SUPPLIED RECORDS
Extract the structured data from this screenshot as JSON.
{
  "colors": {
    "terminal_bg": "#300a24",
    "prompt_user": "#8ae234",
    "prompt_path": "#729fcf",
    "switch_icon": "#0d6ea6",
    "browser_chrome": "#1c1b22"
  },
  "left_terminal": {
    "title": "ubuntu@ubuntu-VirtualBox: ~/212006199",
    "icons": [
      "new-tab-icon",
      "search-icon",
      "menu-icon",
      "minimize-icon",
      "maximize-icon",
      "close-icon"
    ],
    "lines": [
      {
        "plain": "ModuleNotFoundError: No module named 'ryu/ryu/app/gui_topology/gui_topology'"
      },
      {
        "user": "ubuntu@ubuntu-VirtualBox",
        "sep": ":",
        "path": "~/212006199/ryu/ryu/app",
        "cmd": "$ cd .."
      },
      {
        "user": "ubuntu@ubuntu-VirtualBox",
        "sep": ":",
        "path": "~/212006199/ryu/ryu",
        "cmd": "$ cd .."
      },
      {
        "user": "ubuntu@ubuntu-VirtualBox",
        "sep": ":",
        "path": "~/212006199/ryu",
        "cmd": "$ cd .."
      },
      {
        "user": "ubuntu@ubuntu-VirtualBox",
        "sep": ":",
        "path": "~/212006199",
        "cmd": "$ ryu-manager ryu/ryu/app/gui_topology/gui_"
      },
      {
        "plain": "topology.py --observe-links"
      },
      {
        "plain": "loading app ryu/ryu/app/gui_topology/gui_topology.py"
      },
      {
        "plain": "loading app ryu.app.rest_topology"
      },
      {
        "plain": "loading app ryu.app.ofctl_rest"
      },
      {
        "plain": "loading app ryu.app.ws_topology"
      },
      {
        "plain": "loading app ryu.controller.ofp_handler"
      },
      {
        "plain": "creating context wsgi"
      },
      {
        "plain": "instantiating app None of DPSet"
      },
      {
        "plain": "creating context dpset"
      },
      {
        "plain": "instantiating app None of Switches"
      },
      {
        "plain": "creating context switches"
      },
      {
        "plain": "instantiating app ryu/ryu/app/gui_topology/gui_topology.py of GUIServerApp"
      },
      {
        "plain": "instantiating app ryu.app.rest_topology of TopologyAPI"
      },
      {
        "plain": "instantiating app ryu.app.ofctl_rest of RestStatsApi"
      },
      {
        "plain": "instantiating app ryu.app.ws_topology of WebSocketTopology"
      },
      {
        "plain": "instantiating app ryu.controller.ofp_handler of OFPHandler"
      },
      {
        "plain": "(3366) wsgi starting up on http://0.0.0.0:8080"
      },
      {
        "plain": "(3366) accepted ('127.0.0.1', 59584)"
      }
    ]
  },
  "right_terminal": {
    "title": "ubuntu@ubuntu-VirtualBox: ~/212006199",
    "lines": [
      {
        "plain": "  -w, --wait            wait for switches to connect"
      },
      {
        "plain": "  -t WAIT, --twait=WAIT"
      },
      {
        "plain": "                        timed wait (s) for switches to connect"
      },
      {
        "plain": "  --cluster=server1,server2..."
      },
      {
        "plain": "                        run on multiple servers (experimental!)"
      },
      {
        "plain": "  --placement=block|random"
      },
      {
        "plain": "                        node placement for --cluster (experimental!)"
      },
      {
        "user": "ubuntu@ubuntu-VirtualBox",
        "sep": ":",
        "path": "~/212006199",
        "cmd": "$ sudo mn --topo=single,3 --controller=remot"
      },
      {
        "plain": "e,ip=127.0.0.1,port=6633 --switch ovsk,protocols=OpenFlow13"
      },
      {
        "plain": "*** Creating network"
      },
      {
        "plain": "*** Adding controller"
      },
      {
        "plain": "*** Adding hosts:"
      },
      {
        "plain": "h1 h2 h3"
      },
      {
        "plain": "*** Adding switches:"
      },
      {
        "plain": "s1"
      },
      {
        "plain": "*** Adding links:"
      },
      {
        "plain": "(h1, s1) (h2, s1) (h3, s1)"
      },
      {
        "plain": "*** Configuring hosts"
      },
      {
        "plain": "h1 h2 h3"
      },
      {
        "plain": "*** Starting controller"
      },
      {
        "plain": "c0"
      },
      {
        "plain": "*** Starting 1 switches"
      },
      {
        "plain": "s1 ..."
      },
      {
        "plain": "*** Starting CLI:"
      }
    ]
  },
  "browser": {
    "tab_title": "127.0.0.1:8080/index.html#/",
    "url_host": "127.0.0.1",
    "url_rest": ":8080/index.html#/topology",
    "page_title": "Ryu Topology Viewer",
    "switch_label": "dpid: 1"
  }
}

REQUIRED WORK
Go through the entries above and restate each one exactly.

RESPONSE AREA
Extract the structured data from this screenshot as JSON.
{
  "colors": {
    "terminal_bg": "#300a24",
    "prompt_user": "#8ae234",
    "prompt_path": "#729fcf",
    "switch_icon": "#0d6ea6",
    "browser_chrome": "#1c1b22"
  },
  "left_terminal": {
    "title": "ubuntu@ubuntu-VirtualBox: ~/212006199",
    "icons": [
      "new-tab-icon",
      "search-icon",
      "menu-icon",
      "minimize-icon",
      "maximize-icon",
      "close-icon"
    ],
    "lines": [
      {
        "plain": "ModuleNotFoundError: No module named 'ryu/ryu/app/gui_topology/gui_topology'"
      },
      {
        "user": "ubuntu@ubuntu-VirtualBox",
        "sep": ":",
        "path": "~/212006199/ryu/ryu/app",
        "cmd": "$ cd .."
      },
      {
        "user": "ubuntu@ubuntu-VirtualBox",
        "sep": ":",
        "path": "~/212006199/ryu/ryu",
        "cmd": "$ cd .."
      },
      {
        "user": "ubuntu@ubuntu-VirtualBox",
        "sep": ":",
        "path": "~/212006199/ryu",
        "cmd": "$ cd .."
      },
      {
        "user": "ubuntu@ubuntu-VirtualBox",
        "sep": ":",
        "path": "~/212006199",
        "cmd": "$ ryu-manager ryu/ryu/app/gui_topology/gui_"
      },
      {
        "plain": "topology.py --observe-links"
      },
      {
        "plain": "loading app ryu/ryu/app/gui_topology/gui_topology.py"
      },
      {
        "plain": "loading app ryu.app.rest_topology"
      },
      {
        "plain": "loading app ryu.app.ofctl_rest"
      },
      {
        "plain": "loading app ryu.app.ws_topology"
      },
      {
        "plain": "loading app ryu.controller.ofp_handler"
      },
      {
        "plain": "creating context wsgi"
      },
      {
        "plain": "instantiating app None of DPSet"
      },
      {
        "plain": "creating context dpset"
      },
      {
        "plain": "instantiating app None of Switches"
      },
      {
        "plain": "creating context switches"
      },
      {
        "plain": "instantiating app ryu/ryu/app/gui_topology/gui_topology.py of GUIServerApp"
      },
      {
        "plain": "instantiating app ryu.app.rest_topology of TopologyAPI"
      },
      {
        "plain": "instantiating app ryu.app.ofctl_rest of RestStatsApi"
      },
      {
        "plain": "instantiating app ryu.app.ws_topology of WebSocketTopology"
      },
      {
        "plain": "instantiating app ryu.controller.ofp_handler of OFPHandler"
      },
      {
        "plain": "(3366) wsgi starting up on http://0.0.0.0:8080"
      },
      {
        "plain": "(3366) accepted ('127.0.0.1', 59584)"
      }
    ]
  },
  "right_terminal": {
    "title": "ubuntu@ubuntu-VirtualBox: ~/212006199",
    "lines": [
      {
        "plain": "  -w, --wait            wait for switches to connect"
      },
      {
        "plain": "  -t WAIT, --twait=WAIT"
      },
      {
        "plain": "                        timed wait (s) for switches to connect"
      },
      {
        "plain": "  --cluster=server1,server2..."
      },
      {
        "plain": "                        run on multiple servers (experimental!)"
      },
      {
        "plain": "  --placement=block|random"
      },
      {
        "plain": "                        node placement for --cluster (experimental!)"
      },
      {
        "user": "ubuntu@ubuntu-VirtualBox",
        "sep": ":",
        "path": "~/212006199",
        "cmd": "$ sudo mn --topo=single,3 --controller=remot"
      },
      {
        "plain": "e,ip=127.0.0.1,port=6633 --switch ovsk,protocols=OpenFlow13"
      },
      {
        "plain": "*** Creating network"
      },
      {
        "plain": "*** Adding controller"
      },
      {
        "plain": "*** Adding hosts:"
      },
      {
        "plain": "h1 h2 h3"
      },
      {
        "plain": "*** Adding switches:"
      },
      {
        "plain": "s1"
      },
      {
        "plain": "*** Adding links:"
      },
      {
        "plain": "(h1, s1) (h2, s1) (h3, s1)"
      },
      {
        "plain": "*** Configuring hosts"
      },
      {
        "plain": "h1 h2 h3"
      },
      {
        "plain": "*** Starting controller"
      },
      {
        "plain": "c0"
      },
      {
        "plain": "*** Starting 1 switches"
      },
      {
        "plain": "s1 ..."
      },
      {
        "plain": "*** Starting CLI:"
      }
    ]
  },
  "browser": {
    "tab_title": "127.0.0.1:8080/index.html#/",
    "url_host": "127.0.0.1",
    "url_rest": ":8080/index.html#/topology",
    "page_title": "Ryu Topology Viewer",
    "switch_label": "dpid: 1"
  }
}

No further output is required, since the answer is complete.